Jackie Biswell, Managing Director of Apex Roofing, explains why she feels vocational qualifications are so important to the construction sector and discusses the current barriers to adoption of vocational training programmes for some businesses in construction.
On the 14th July, central government announced a new package of measures for higher technical education which will build on its previous efforts to transform technical and vocational education in Britain.
Designed to help plug the skills gap, these measures are welcomed by the construction sector which has long suffered from a skills shortage.
These reforms build on work already underway including the introduction of new T-Levels from September, working with employers to create more high quality apprenticeship opportunities and establishing a network of Institutes of Technology. These are expected to play a key part in helping to rebuild the economy post-COVID-19, boosting access to technical education for many young people and creating the skilled workforce of the future.
But do the new measures threaten to overshadow established apprenticeships? There is a school of thought that T-Levels, especially, may impact the number of apprenticeships that employers offer. Causing a trade-off situation between T-Level placements and apprenticeships.
There is some merit to this, as within smaller organisations there may be a lack of willingness to offer T-Level placements and continue with the same level of apprenticeship placements, especially during a recession.
Yet it could also be argued that offering a wider range of vocational sectors can only be a good thing.
One of the most notable elements of the new measures is that it puts employers in the driving seat, ensuring that the courses on offer meet their needs.
Vocational schemes, such as apprenticeships, have in the past been criticised for not delivering the candidates and the skills needed for specific sectors. These new measures should change this.
Offering young people more options when it comes to higher education is essential to making sure that our skilled sectors, such as roofing, retain key skills and have a steady intake of young talent.
But increased competition for placements with employers requires closer consideration of student and employer conduct. It can be said that in the construction sector particularly, ‘talent stealing’ of newly qualified apprentices is a prevalent issue.

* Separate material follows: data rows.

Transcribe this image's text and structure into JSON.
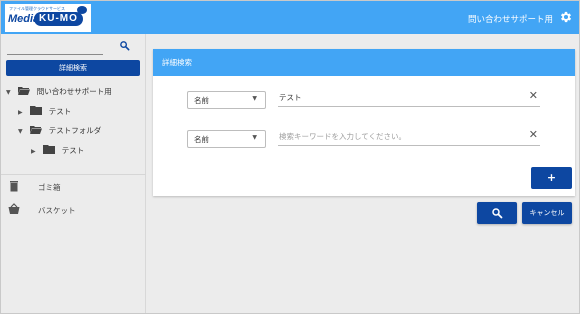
{
  "header": {
    "logo_tagline": "ファイル管理クラウドサービス",
    "logo_media": "Media",
    "logo_kumo": "KU-MO",
    "title": "問い合わせサポート用",
    "settings_icon": "gear-icon"
  },
  "sidebar": {
    "search_value": "",
    "advanced_search_label": "詳細検索",
    "tree": [
      {
        "label": "問い合わせサポート用",
        "caret": "▼",
        "icon": "folder-open-icon"
      },
      {
        "label": "テスト",
        "caret": "▶",
        "icon": "folder-icon"
      },
      {
        "label": "テストフォルダ",
        "caret": "▼",
        "icon": "folder-open-icon"
      },
      {
        "label": "テスト",
        "caret": "▶",
        "icon": "folder-icon"
      }
    ],
    "trash_label": "ゴミ箱",
    "basket_label": "バスケット"
  },
  "main": {
    "panel_title": "詳細検索",
    "rows": [
      {
        "field": "名前",
        "value": "テスト",
        "placeholder": ""
      },
      {
        "field": "名前",
        "value": "",
        "placeholder": "検索キーワードを入力してください。"
      }
    ],
    "add_label": "+",
    "cancel_label": "キャンセル"
  },
  "colors": {
    "header": "#42a5f5",
    "primary": "#0d47a1",
    "background": "#ececec"
  }
}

One company invests in training up the apprentices and then when they are qualified, a competitor offers them a more attractive salary or benefits package to leave their current employer.
Any business that has had this happen to them will know that it makes you question whether the investment of time and resources in training these young people is worth it if they are going to take their skills elsewhere.
I believe that as T-levels are going to be phased in over the next two years, there needs to be some consideration by central government to stop this from happening.
We need some sort of collaborative code of conduct within each sector for vocational education programmes that encourages loyalty among employers and students. By encouraging students to stay with the company that trained them for a set period of time, the student is guaranteed job security following qualification and the businesses that trained them benefits from their skills. This may not be practical, but I feel very strongly that some consideration for the issue is warranted. It is one of the key barriers in our sector to participating with vocational training schemes. And if companies like ours don’t want to take on vocational students because of this issue, it widens the skills gap even further.
Guidance for employers and students
We’d also like to see training providers working more closely with the employers to guide students through the training process. One thing that has been greatly lacking in the current apprenticeship schemes is training providers that communicate well with employers and offer guidance not just to the student, but to the employer too about how to help candidates learn what is required for them to do well.
In Apex’s experience, it has been left to the candidate to bridge the communication gap between employer and course which is less than ideal, and we have often had to step in and proactively update them so that the pressure is taken off of the student. I hope that this new focus on employer-led standards should serve to change both issues.
There is no doubt that higher technical qualifications will provide a natural progression route for young people taking new T-Levels from 2020, or A Levels, and adults looking to upskill or retrain, enabling them to take the next step up and gain higher technical skills in key subjects like STEM, something which can only help this country out of the current skills crisis.